Golf is Fun…When You Know What You Are Doing

By Luke Benoit, PGA Professional



Not that long ago I was teaching a beginner golfer. He told me right away about a big work tournament he had coming up in a couple months. Like most golfers new to the sport he thought it was important to get the ball into the air with some regularity. He was right about this, but his insistence that this turn of events happen now was misplaced. He had been playing for about a year and had a terrible golf swing with a tempo so quick it looked like or maybe caused a seizure. We were 5 minutes into our first lesson and I hadn’t even given him any tips yet when he turned to me after another topped shot and blurted out, “I need to stop thinking so much”. At that moment, I knew exactly what he meant. His brain was so overloaded with swing thoughts that he couldn’t actually make solid contact with the golf ball. He spewed out his thoughts like a guilty Catholic at his first penance. Out came a word salad only a type “A” golf channel addict could come up with. Head down, left wrist extended, weak grip, attack angle down, swing path rigth, swing plane flat. He even finished with some brilliant, but grossly inappropriate comment about D plane. It was highlight real material I wish I had on tape. I said “Wow. That’s a lot of stuff. Now clear your head and hit one without thinking”. He tried. It was still garbage. He topped it so badly it actually got some air from the rebound off the mat.

At that moment, I showed him the carnage on video. It was painful, but he took it like a champ. There were about 98 things wrong, but I stopped at 19. Then I turned off the projector and it all went dark for him. No more numbers to look at, no more ball flight. He could freely top the ball, but Trackman would not know where it went and neither would we once the ball hit the screen. Just a man with a ball, a club, and a dream — to not suck at golf. At that moment a new golf swing began to emerge. Over the next 45 minutes, we put together a swing with a molasses backswing that went up to his waist. Then he paused for 3 seconds to bow his left wrist and shallow his plane. Next, he hammered his left heel into the ground and swung to a full finish. We did the first 40 shots with a pitching wedge and a ¼ inch tee. Pretty soon he was consistently banging high draws out there 125 yards and I took the tee away. He struggled a bit more without the tee, but I could tell he was finally getting it. He had never hit the ball so solid, yet his swing felt comically short and his wrist was sore. He could not believe that the ball actually went further without a backswing and that it didn’t slice anymore. I told him his old swing was so bad at storing energy that literally everything that happened above his bellybutton was a waste, which is why the new swing worked so well.

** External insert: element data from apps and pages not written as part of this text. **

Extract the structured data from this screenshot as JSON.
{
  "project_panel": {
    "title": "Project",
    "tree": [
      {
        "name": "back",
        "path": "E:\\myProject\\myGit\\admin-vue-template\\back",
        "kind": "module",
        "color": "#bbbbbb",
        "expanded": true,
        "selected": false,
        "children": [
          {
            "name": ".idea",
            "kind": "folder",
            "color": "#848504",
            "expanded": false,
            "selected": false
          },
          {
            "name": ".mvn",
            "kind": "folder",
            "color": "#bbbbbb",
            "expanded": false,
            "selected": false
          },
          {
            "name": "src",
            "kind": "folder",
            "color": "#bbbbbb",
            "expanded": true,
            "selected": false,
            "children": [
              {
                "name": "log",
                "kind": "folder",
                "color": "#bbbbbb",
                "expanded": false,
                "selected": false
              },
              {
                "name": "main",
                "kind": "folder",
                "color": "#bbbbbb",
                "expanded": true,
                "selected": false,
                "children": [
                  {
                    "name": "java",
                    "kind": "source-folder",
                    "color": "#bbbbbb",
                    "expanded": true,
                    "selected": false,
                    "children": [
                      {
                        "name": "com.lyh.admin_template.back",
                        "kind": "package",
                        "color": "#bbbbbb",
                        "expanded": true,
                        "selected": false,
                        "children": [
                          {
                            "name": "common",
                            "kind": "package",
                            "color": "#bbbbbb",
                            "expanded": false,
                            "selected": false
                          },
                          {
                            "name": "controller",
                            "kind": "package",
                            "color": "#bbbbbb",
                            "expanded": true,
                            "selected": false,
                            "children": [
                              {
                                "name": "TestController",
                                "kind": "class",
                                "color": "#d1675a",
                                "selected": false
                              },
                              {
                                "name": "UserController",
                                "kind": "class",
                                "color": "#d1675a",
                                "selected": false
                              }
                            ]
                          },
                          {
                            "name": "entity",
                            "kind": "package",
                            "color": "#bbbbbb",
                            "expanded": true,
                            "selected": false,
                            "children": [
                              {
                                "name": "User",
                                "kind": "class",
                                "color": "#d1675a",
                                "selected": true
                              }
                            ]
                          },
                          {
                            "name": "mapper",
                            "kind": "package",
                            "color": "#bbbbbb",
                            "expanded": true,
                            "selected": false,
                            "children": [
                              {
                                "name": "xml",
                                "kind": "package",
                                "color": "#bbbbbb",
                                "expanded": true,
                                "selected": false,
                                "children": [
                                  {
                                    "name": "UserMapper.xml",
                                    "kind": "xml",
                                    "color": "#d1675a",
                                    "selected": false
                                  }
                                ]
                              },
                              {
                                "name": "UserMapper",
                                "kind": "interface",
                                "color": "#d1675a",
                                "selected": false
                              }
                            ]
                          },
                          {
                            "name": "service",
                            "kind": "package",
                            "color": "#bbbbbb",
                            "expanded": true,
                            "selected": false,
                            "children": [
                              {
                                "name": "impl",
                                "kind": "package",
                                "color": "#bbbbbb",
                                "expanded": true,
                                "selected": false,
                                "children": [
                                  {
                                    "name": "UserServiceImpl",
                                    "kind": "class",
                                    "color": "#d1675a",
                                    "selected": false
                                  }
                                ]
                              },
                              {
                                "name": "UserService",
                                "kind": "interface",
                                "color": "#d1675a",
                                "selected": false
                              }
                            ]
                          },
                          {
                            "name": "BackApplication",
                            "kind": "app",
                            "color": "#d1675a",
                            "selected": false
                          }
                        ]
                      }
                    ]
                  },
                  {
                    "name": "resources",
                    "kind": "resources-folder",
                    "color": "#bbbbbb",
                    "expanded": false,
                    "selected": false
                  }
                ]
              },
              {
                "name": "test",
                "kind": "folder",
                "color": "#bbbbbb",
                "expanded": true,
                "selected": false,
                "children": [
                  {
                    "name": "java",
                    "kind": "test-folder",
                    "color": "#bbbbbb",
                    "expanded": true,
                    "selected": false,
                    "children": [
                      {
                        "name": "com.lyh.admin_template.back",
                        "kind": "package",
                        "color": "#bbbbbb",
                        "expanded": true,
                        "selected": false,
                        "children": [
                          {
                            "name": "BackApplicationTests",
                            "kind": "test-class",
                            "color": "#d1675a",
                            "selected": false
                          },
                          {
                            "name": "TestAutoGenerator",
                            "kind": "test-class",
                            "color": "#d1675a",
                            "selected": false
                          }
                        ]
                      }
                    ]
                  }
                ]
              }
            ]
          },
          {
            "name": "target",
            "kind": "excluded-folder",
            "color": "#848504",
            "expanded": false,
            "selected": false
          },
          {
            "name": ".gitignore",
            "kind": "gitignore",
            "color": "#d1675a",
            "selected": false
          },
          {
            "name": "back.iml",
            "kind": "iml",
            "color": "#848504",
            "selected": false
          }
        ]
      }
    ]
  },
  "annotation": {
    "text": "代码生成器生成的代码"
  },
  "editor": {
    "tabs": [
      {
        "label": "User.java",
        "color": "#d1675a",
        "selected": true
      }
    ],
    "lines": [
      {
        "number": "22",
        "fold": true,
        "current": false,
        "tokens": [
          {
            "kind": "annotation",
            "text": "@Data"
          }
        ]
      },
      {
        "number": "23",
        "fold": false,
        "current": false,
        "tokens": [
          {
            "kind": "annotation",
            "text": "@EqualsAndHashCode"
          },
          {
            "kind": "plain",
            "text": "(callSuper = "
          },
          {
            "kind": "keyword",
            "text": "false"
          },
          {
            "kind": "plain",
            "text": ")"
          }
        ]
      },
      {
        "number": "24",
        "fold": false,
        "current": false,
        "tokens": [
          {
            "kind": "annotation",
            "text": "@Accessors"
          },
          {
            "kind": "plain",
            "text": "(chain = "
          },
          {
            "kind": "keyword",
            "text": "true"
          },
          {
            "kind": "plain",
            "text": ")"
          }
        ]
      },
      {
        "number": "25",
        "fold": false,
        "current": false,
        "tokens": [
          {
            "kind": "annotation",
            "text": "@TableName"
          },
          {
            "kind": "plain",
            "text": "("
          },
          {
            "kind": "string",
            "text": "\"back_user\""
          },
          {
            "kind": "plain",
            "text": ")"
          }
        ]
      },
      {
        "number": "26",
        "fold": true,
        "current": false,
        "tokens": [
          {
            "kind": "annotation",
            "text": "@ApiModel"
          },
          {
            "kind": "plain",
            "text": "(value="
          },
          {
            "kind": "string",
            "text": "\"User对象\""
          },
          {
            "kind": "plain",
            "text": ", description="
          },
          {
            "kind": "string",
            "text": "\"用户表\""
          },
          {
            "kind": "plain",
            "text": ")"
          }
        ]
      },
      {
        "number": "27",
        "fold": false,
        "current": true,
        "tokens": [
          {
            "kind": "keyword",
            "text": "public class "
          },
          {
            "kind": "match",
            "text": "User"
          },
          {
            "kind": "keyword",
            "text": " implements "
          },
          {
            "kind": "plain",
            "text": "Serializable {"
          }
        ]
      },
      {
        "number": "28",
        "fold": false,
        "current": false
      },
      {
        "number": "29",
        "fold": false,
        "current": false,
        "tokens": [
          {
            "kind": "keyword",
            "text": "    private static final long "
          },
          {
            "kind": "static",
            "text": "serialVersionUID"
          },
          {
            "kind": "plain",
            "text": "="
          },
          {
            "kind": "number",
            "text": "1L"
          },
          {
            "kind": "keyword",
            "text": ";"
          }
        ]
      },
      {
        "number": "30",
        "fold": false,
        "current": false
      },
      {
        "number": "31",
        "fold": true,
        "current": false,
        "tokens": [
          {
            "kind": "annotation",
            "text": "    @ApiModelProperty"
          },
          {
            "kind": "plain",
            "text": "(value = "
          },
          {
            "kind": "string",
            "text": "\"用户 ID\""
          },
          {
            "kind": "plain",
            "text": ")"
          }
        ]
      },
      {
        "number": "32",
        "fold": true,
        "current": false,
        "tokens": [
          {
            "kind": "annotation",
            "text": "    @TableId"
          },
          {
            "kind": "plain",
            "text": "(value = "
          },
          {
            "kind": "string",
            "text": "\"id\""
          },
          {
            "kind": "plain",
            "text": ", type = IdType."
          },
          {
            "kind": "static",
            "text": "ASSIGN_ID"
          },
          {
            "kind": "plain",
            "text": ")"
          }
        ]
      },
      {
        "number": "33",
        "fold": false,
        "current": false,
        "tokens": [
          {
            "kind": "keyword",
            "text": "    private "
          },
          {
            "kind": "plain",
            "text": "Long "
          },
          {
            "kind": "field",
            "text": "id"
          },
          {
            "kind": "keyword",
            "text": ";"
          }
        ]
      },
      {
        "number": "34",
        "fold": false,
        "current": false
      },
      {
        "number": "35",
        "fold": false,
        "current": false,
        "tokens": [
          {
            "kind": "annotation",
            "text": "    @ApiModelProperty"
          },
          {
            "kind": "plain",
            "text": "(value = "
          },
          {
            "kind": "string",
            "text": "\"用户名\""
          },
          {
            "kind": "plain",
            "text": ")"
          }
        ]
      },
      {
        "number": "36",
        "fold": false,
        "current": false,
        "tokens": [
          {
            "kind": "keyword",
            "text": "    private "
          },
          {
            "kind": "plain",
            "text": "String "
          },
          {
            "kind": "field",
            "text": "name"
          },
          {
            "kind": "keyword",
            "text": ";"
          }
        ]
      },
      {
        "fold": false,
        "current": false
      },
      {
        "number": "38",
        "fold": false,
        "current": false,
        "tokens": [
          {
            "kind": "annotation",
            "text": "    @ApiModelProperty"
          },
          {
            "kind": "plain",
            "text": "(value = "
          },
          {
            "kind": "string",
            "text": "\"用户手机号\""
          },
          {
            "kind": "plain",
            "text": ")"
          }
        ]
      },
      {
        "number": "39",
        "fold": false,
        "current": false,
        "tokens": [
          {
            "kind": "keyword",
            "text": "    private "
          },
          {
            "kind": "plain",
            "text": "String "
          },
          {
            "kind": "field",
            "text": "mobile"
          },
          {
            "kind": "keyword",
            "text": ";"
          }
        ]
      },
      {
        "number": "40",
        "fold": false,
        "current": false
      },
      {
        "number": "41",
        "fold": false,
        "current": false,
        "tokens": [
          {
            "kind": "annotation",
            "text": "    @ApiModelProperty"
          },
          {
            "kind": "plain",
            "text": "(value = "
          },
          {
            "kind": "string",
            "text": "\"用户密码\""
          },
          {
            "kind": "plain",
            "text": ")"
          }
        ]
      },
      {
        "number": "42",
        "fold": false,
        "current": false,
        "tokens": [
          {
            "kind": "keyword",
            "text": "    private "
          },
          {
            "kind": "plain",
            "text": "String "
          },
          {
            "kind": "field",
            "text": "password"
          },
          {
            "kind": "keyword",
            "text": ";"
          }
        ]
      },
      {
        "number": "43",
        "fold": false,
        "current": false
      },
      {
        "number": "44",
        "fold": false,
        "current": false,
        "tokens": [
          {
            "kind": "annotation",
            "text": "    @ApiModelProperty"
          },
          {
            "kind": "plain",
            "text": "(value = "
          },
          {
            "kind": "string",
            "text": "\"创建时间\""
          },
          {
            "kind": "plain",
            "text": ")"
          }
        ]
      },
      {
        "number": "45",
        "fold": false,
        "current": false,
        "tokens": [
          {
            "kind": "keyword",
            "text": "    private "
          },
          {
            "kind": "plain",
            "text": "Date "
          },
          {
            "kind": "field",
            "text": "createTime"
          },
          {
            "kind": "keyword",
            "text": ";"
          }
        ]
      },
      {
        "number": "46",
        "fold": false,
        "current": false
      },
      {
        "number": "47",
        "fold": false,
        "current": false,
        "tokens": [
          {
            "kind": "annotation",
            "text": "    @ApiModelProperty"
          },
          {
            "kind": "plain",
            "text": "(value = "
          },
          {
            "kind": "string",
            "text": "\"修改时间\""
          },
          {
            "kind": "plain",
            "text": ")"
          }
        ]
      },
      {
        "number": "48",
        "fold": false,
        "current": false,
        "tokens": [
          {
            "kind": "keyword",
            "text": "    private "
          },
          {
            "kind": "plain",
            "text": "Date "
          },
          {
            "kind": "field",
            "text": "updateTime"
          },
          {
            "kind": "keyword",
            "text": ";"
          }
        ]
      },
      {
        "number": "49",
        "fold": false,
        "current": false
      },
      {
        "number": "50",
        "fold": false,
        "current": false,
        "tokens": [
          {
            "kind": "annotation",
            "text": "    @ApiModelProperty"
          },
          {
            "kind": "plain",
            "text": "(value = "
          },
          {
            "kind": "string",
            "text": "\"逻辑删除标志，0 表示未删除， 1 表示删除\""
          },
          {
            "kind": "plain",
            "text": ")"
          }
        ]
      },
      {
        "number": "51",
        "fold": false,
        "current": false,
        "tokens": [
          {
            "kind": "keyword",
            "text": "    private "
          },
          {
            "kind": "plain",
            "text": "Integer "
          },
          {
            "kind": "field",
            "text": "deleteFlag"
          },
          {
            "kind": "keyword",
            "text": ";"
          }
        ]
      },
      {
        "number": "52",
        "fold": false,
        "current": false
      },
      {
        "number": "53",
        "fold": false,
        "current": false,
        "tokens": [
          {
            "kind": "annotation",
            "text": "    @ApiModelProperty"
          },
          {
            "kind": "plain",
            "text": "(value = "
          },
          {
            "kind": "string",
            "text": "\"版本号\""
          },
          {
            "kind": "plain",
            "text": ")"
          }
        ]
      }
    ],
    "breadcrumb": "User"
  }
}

Over the next few weeks, we continued to grind. The molasses backswing turned into a rhythmical waltz followed by a bump of the hips and a swivel of the left knee. Soon he was posing for each shot like he expected it to go in. After a couple of months, I asked him what he had learned from the process. He said that thinking isn’t bad, it’s necessary. The problem arises when you think you know what you’re doing but actually have no clue. The man went on to play well in the tournament. He continued to struggle at times, as we all do, but the mental breakthroughs he made stuck and within a year he was breaking 80. Every once in the while we still turn off the projector and dig deep, but the tension is gone, as are the seizures. Golf is fun when you know what you’re doing.